Clearly, a lot of confusion and contradictory evidence exists on the subject of saturated fats, even among health care professionals.
The truth is that not all saturated fats are the same. Some saturated fats occur naturally, while other fats are artificially manipulated into a saturated state through the man-made process called hydrogenation. Hydrogenation manipulates vegetable and seed oils by adding hydrogen atoms while heating the oil, producing a rancid, thickened oil that really only benefits processed food shelf life. The medical and scientific communities are now fairly united in the opinion that hydrogenated vegetable and seed oils should be avoided.
Unfortunately, this rightful vilification of hydrogenated saturated fats has created a lot of confusion regarding naturally occurring saturated fats, including coconut oil. If one form of saturated fat is bad for you, the argument goes, then all saturated fat must be bad. Right?
Nothing could be further from the truth!
The health benefits of coconut oil include hair care, skin care, stress relief, maintaining cholesterol levels, weight loss, increased immunity, proper digestion and metabolism, relief from kidney problems, heart diseases, high blood pressure, diabetes, HIV and cancer, dental care, and bone strength. These benefits can be attributed to the presence of lauric acid, capric acid and caprylic acid.
Lauric Acid – Coconut Oil’s Key Ingredient

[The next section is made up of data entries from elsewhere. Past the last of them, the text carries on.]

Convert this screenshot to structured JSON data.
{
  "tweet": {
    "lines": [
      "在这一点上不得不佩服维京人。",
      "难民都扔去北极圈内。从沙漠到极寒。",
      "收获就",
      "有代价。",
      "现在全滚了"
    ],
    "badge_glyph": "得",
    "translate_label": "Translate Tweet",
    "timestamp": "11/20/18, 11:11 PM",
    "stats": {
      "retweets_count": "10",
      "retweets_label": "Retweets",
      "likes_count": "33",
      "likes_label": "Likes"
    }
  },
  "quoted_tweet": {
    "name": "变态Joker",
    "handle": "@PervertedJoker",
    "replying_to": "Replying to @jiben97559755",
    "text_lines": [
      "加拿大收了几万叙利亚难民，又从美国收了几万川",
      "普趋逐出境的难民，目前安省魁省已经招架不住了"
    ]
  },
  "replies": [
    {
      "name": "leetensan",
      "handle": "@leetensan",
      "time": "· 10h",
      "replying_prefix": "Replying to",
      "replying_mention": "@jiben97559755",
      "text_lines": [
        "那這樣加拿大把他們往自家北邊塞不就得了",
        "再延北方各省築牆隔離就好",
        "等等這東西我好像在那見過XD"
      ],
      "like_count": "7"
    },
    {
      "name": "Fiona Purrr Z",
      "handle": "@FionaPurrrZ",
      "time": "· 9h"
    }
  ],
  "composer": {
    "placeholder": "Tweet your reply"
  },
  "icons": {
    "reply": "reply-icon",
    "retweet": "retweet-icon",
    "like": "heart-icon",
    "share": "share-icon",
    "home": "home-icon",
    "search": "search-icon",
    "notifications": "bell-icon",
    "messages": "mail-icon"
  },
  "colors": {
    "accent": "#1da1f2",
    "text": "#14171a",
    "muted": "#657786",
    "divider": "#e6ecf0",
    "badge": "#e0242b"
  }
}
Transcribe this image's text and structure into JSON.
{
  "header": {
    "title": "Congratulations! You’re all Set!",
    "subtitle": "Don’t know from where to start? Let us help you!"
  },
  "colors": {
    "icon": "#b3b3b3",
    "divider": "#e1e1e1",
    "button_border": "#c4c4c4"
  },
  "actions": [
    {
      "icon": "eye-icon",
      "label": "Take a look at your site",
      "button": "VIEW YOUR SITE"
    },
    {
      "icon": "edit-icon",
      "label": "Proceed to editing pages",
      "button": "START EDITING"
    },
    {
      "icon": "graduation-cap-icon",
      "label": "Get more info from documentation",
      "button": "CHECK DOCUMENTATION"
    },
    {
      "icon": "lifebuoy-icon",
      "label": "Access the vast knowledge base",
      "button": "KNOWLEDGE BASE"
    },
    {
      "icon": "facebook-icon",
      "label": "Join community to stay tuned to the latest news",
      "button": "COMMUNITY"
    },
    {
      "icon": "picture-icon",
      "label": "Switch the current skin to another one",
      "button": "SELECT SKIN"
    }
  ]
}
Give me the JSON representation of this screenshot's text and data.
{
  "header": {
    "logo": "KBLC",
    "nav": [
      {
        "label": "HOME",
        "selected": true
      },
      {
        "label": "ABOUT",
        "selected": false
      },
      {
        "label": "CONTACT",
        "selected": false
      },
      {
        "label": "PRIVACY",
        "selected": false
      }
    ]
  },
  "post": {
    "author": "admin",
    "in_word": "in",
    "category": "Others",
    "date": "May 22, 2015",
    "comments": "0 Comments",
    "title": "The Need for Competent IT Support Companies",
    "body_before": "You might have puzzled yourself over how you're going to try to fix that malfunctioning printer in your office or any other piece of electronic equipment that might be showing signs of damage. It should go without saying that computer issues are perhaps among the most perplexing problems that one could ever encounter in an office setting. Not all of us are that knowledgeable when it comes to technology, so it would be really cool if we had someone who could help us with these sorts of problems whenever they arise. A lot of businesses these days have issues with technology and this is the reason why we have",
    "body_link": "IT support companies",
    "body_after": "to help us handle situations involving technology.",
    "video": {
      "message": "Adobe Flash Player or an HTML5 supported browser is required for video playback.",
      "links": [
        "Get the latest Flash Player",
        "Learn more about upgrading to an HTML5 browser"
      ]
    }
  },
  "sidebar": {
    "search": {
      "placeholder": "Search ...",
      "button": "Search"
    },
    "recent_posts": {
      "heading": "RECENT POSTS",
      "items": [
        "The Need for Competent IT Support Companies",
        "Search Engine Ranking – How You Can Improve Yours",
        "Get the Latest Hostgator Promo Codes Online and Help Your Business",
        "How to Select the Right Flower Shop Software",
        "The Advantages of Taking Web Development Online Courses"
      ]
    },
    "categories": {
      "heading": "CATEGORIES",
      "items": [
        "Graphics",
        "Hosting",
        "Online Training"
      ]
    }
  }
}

Pure Coconut oil contains about 50% Lauric acid. The only other natural source of high levels of lauric acid is breast milk. (Which might explain why breast fed babies appear to have an improved immune system) When lauric acid is present in the body, it is converted into monolaurin, a monoglyceride compound which exhibits antiviral, antimicrobial, antiprotozoal and antifungal properties. It acts by disrupting the lipid membranes in organisms like fungus, bacteria and viruses, thus destroying them.
Let me tell you why these long-chain fatty acids are not as healthy for you as the MCFAs found in coconut oil:
The Best Coconut Oil – What To Look For:
When looking for a good quality oil start with the container. I always avoid plastic containers for the obvious reasons (BPA’s). Light will not cause coconut oil to go rancid as it does with other oils so a clear glass container is perfectly fine. (note it is still advisable to store out of direct sunlight)
The next thing to look for is “Organic” . The quality of the soil and farming practices are very important in the overall quality of coconut oil. Chemical pesticides and fertilizers degrade the quality of crops and can affect the amount of Medium Chain Triglycerides (MCT) or Medium Chain Fatty Acids (MCFA) plentifully found in coconut oil.
Avoid Copra. Most commercial coconut oils are made from copra, the dried up meat from coconuts. Using the cheaper copra-grade coconut means that the oil extracted may not be sanitary. Look for an oil produced from fresh coconut meat only.
If you see these words: Refined, Bleached and Deodorized (RBD), put it back. These processes are usually used for creating commercial grade coconut oil, which allows them to use inferior product not originally suitable for consumption and create a low cost (and low quality) product.
Look for an oil that is: Organic, unrefined, cold pressed or centrifuge extracted. The oil should have a clean smooth flavour with a mild coconut scent.
Good examples of what to look for in a quality coconut oil can be found here: Wilderness Family Naturals,
How Much Coconut Oil Should You Eat Daily
The quick answer is 2-4 tablespoons per day. This seems to be a reasonable amount to provide your body with adequate amounts of lauric acid and medium chain fatty acids. However I honestly think this should be viewed as a minimum daily intake.
I personally use coconut oil for all of my cooking needs. That is to say when ever I need to heat an oil, I use coconut oil. I use it for frying eggs, chicken, steak, stir frying, or any time you would add oil to a pan. I use all my other oils (Olive, Macademia nut) in salads, dips, sauces, or to add after cooking.
Check out this site for even more in depth information about Coconut: Coconut Research Center